# Description of the task:
Please repeat every record exactly, leaving out any pictures.

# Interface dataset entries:
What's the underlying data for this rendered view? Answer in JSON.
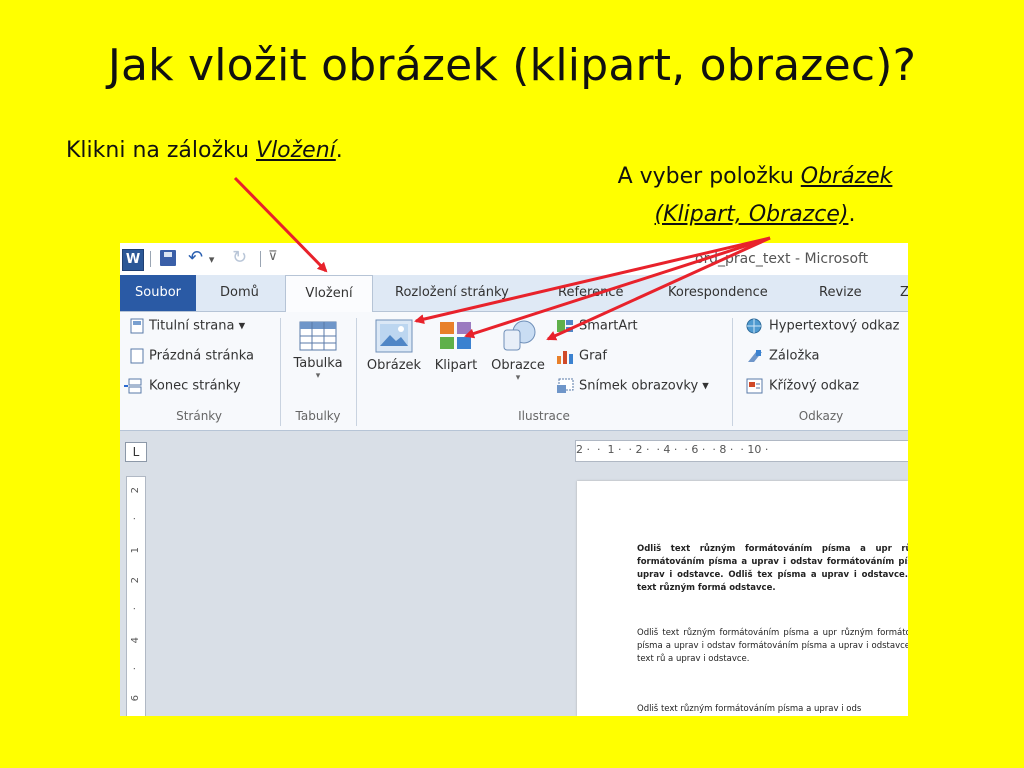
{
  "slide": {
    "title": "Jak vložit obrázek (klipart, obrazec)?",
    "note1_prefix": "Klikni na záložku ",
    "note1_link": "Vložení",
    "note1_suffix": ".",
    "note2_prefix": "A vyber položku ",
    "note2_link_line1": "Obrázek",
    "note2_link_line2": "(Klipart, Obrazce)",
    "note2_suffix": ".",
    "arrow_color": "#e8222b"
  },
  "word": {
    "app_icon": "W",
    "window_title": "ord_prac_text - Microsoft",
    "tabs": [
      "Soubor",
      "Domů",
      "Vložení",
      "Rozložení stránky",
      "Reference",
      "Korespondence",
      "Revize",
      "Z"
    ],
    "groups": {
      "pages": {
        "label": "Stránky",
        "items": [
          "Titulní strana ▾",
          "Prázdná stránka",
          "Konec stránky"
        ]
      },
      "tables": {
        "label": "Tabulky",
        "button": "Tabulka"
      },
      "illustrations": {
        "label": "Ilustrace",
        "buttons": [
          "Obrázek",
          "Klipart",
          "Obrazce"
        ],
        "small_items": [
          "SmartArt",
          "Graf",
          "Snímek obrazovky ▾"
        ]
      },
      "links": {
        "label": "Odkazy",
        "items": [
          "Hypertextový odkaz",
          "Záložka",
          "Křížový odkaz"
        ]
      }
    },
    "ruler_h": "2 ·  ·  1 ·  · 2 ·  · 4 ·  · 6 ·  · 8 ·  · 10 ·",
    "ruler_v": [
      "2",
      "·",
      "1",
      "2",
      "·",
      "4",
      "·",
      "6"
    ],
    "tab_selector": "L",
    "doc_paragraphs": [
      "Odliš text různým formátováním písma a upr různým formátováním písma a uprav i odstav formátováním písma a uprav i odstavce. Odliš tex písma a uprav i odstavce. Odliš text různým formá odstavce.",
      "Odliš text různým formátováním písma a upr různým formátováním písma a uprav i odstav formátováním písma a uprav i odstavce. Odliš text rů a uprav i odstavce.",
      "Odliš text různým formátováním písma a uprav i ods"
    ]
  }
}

# Response area:
What's the underlying data for this rendered view? Answer in JSON.
{
  "slide": {
    "title": "Jak vložit obrázek (klipart, obrazec)?",
    "note1_prefix": "Klikni na záložku ",
    "note1_link": "Vložení",
    "note1_suffix": ".",
    "note2_prefix": "A vyber položku ",
    "note2_link_line1": "Obrázek",
    "note2_link_line2": "(Klipart, Obrazce)",
    "note2_suffix": ".",
    "arrow_color": "#e8222b"
  },
  "word": {
    "app_icon": "W",
    "window_title": "ord_prac_text - Microsoft",
    "tabs": [
      "Soubor",
      "Domů",
      "Vložení",
      "Rozložení stránky",
      "Reference",
      "Korespondence",
      "Revize",
      "Z"
    ],
    "groups": {
      "pages": {
        "label": "Stránky",
        "items": [
          "Titulní strana ▾",
          "Prázdná stránka",
          "Konec stránky"
        ]
      },
      "tables": {
        "label": "Tabulky",
        "button": "Tabulka"
      },
      "illustrations": {
        "label": "Ilustrace",
        "buttons": [
          "Obrázek",
          "Klipart",
          "Obrazce"
        ],
        "small_items": [
          "SmartArt",
          "Graf",
          "Snímek obrazovky ▾"
        ]
      },
      "links": {
        "label": "Odkazy",
        "items": [
          "Hypertextový odkaz",
          "Záložka",
          "Křížový odkaz"
        ]
      }
    },
    "ruler_h": "2 ·  ·  1 ·  · 2 ·  · 4 ·  · 6 ·  · 8 ·  · 10 ·",
    "ruler_v": [
      "2",
      "·",
      "1",
      "2",
      "·",
      "4",
      "·",
      "6"
    ],
    "tab_selector": "L",
    "doc_paragraphs": [
      "Odliš text různým formátováním písma a upr různým formátováním písma a uprav i odstav formátováním písma a uprav i odstavce. Odliš tex písma a uprav i odstavce. Odliš text různým formá odstavce.",
      "Odliš text různým formátováním písma a upr různým formátováním písma a uprav i odstav formátováním písma a uprav i odstavce. Odliš text rů a uprav i odstavce.",
      "Odliš text různým formátováním písma a uprav i ods"
    ]
  }
}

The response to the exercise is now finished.